About this exercise ::
Down to the last line, reproduce the data below exactly.

(Data records for software interfaces)
- - - - - - -
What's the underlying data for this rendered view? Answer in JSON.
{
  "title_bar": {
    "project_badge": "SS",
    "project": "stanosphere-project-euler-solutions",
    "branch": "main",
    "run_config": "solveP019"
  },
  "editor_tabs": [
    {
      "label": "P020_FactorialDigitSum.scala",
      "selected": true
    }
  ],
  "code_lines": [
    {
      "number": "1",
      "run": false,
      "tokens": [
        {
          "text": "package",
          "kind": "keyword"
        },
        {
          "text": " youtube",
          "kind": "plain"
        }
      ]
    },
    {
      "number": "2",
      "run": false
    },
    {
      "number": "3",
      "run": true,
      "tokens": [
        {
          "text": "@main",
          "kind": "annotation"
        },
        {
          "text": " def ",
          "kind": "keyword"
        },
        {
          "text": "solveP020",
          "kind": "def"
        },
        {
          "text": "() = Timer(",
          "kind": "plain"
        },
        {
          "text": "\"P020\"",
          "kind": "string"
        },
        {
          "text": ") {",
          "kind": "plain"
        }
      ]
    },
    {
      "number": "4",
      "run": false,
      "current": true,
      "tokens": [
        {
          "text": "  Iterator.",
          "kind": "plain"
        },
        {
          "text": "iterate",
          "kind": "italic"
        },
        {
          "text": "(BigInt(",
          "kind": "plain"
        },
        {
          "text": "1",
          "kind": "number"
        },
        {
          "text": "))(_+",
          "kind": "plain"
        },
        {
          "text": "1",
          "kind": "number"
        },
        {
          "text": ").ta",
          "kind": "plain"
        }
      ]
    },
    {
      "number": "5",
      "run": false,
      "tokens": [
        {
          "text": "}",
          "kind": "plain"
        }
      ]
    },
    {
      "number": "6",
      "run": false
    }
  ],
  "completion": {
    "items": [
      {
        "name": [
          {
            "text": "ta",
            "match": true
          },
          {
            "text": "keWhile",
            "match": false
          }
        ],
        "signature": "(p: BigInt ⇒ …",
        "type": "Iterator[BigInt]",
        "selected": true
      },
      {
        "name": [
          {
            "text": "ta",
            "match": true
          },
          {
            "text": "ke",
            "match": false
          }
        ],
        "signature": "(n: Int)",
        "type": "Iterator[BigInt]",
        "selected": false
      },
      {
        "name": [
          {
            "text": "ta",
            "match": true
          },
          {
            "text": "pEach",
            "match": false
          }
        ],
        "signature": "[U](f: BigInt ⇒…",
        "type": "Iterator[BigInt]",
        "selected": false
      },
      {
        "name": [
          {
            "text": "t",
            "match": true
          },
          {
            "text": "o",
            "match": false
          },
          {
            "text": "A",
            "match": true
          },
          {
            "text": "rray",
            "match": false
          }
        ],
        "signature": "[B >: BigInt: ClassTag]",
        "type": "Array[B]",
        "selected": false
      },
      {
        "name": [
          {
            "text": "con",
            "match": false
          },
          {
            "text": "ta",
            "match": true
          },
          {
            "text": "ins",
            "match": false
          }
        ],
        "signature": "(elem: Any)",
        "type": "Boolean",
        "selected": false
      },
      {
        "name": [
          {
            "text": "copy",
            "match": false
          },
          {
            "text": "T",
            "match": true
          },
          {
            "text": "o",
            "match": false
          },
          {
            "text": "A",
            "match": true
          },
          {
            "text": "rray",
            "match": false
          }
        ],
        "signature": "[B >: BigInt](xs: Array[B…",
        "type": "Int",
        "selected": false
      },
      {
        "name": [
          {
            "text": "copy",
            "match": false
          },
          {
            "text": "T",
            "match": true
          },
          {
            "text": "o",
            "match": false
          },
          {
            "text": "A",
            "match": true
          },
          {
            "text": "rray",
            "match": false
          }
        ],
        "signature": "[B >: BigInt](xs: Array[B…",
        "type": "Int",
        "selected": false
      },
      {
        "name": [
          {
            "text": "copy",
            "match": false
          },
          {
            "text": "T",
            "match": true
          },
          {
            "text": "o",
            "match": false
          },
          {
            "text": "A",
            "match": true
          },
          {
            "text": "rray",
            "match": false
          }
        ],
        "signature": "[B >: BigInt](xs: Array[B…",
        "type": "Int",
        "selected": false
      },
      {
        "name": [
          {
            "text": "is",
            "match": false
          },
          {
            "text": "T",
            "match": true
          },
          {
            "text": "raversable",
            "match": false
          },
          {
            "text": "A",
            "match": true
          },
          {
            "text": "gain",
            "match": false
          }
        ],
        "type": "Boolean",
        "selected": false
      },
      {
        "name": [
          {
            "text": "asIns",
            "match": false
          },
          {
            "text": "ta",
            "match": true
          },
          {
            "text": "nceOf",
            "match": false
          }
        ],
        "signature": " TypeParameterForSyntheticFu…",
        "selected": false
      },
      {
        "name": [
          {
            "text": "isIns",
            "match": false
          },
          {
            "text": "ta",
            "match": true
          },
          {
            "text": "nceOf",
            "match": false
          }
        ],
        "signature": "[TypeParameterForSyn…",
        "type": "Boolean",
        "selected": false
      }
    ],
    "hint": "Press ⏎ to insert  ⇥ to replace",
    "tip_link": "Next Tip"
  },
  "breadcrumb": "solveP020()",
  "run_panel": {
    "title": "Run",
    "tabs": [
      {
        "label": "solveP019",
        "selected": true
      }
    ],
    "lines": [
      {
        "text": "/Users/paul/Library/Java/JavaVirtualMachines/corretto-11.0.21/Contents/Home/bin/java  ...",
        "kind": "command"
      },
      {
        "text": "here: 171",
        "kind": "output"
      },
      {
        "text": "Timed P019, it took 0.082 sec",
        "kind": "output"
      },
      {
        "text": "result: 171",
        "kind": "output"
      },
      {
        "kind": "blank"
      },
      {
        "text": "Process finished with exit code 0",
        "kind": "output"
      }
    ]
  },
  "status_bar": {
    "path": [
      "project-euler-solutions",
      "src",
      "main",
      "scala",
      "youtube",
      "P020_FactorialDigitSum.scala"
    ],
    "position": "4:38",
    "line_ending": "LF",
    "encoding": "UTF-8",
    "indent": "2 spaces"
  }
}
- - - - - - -
Solution for this problem ::
What's the underlying data for this rendered view? Answer in JSON.
{
  "title_bar": {
    "project_badge": "SS",
    "project": "stanosphere-project-euler-solutions",
    "branch": "main",
    "run_config": "solveP019"
  },
  "editor_tabs": [
    {
      "label": "P020_FactorialDigitSum.scala",
      "selected": true
    }
  ],
  "code_lines": [
    {
      "number": "1",
      "run": false,
      "tokens": [
        {
          "text": "package",
          "kind": "keyword"
        },
        {
          "text": " youtube",
          "kind": "plain"
        }
      ]
    },
    {
      "number": "2",
      "run": false
    },
    {
      "number": "3",
      "run": true,
      "tokens": [
        {
          "text": "@main",
          "kind": "annotation"
        },
        {
          "text": " def ",
          "kind": "keyword"
        },
        {
          "text": "solveP020",
          "kind": "def"
        },
        {
          "text": "() = Timer(",
          "kind": "plain"
        },
        {
          "text": "\"P020\"",
          "kind": "string"
        },
        {
          "text": ") {",
          "kind": "plain"
        }
      ]
    },
    {
      "number": "4",
      "run": false,
      "current": true,
      "tokens": [
        {
          "text": "  Iterator.",
          "kind": "plain"
        },
        {
          "text": "iterate",
          "kind": "italic"
        },
        {
          "text": "(BigInt(",
          "kind": "plain"
        },
        {
          "text": "1",
          "kind": "number"
        },
        {
          "text": "))(_+",
          "kind": "plain"
        },
        {
          "text": "1",
          "kind": "number"
        },
        {
          "text": ").ta",
          "kind": "plain"
        }
      ]
    },
    {
      "number": "5",
      "run": false,
      "tokens": [
        {
          "text": "}",
          "kind": "plain"
        }
      ]
    },
    {
      "number": "6",
      "run": false
    }
  ],
  "completion": {
    "items": [
      {
        "name": [
          {
            "text": "ta",
            "match": true
          },
          {
            "text": "keWhile",
            "match": false
          }
        ],
        "signature": "(p: BigInt ⇒ …",
        "type": "Iterator[BigInt]",
        "selected": true
      },
      {
        "name": [
          {
            "text": "ta",
            "match": true
          },
          {
            "text": "ke",
            "match": false
          }
        ],
        "signature": "(n: Int)",
        "type": "Iterator[BigInt]",
        "selected": false
      },
      {
        "name": [
          {
            "text": "ta",
            "match": true
          },
          {
            "text": "pEach",
            "match": false
          }
        ],
        "signature": "[U](f: BigInt ⇒…",
        "type": "Iterator[BigInt]",
        "selected": false
      },
      {
        "name": [
          {
            "text": "t",
            "match": true
          },
          {
            "text": "o",
            "match": false
          },
          {
            "text": "A",
            "match": true
          },
          {
            "text": "rray",
            "match": false
          }
        ],
        "signature": "[B >: BigInt: ClassTag]",
        "type": "Array[B]",
        "selected": false
      },
      {
        "name": [
          {
            "text": "con",
            "match": false
          },
          {
            "text": "ta",
            "match": true
          },
          {
            "text": "ins",
            "match": false
          }
        ],
        "signature": "(elem: Any)",
        "type": "Boolean",
        "selected": false
      },
      {
        "name": [
          {
            "text": "copy",
            "match": false
          },
          {
            "text": "T",
            "match": true
          },
          {
            "text": "o",
            "match": false
          },
          {
            "text": "A",
            "match": true
          },
          {
            "text": "rray",
            "match": false
          }
        ],
        "signature": "[B >: BigInt](xs: Array[B…",
        "type": "Int",
        "selected": false
      },
      {
        "name": [
          {
            "text": "copy",
            "match": false
          },
          {
            "text": "T",
            "match": true
          },
          {
            "text": "o",
            "match": false
          },
          {
            "text": "A",
            "match": true
          },
          {
            "text": "rray",
            "match": false
          }
        ],
        "signature": "[B >: BigInt](xs: Array[B…",
        "type": "Int",
        "selected": false
      },
      {
        "name": [
          {
            "text": "copy",
            "match": false
          },
          {
            "text": "T",
            "match": true
          },
          {
            "text": "o",
            "match": false
          },
          {
            "text": "A",
            "match": true
          },
          {
            "text": "rray",
            "match": false
          }
        ],
        "signature": "[B >: BigInt](xs: Array[B…",
        "type": "Int",
        "selected": false
      },
      {
        "name": [
          {
            "text": "is",
            "match": false
          },
          {
            "text": "T",
            "match": true
          },
          {
            "text": "raversable",
            "match": false
          },
          {
            "text": "A",
            "match": true
          },
          {
            "text": "gain",
            "match": false
          }
        ],
        "type": "Boolean",
        "selected": false
      },
      {
        "name": [
          {
            "text": "asIns",
            "match": false
          },
          {
            "text": "ta",
            "match": true
          },
          {
            "text": "nceOf",
            "match": false
          }
        ],
        "signature": " TypeParameterForSyntheticFu…",
        "selected": false
      },
      {
        "name": [
          {
            "text": "isIns",
            "match": false
          },
          {
            "text": "ta",
            "match": true
          },
          {
            "text": "nceOf",
            "match": false
          }
        ],
        "signature": "[TypeParameterForSyn…",
        "type": "Boolean",
        "selected": false
      }
    ],
    "hint": "Press ⏎ to insert  ⇥ to replace",
    "tip_link": "Next Tip"
  },
  "breadcrumb": "solveP020()",
  "run_panel": {
    "title": "Run",
    "tabs": [
      {
        "label": "solveP019",
        "selected": true
      }
    ],
    "lines": [
      {
        "text": "/Users/paul/Library/Java/JavaVirtualMachines/corretto-11.0.21/Contents/Home/bin/java  ...",
        "kind": "command"
      },
      {
        "text": "here: 171",
        "kind": "output"
      },
      {
        "text": "Timed P019, it took 0.082 sec",
        "kind": "output"
      },
      {
        "text": "result: 171",
        "kind": "output"
      },
      {
        "kind": "blank"
      },
      {
        "text": "Process finished with exit code 0",
        "kind": "output"
      }
    ]
  },
  "status_bar": {
    "path": [
      "project-euler-solutions",
      "src",
      "main",
      "scala",
      "youtube",
      "P020_FactorialDigitSum.scala"
    ],
    "position": "4:38",
    "line_ending": "LF",
    "encoding": "UTF-8",
    "indent": "2 spaces"
  }
}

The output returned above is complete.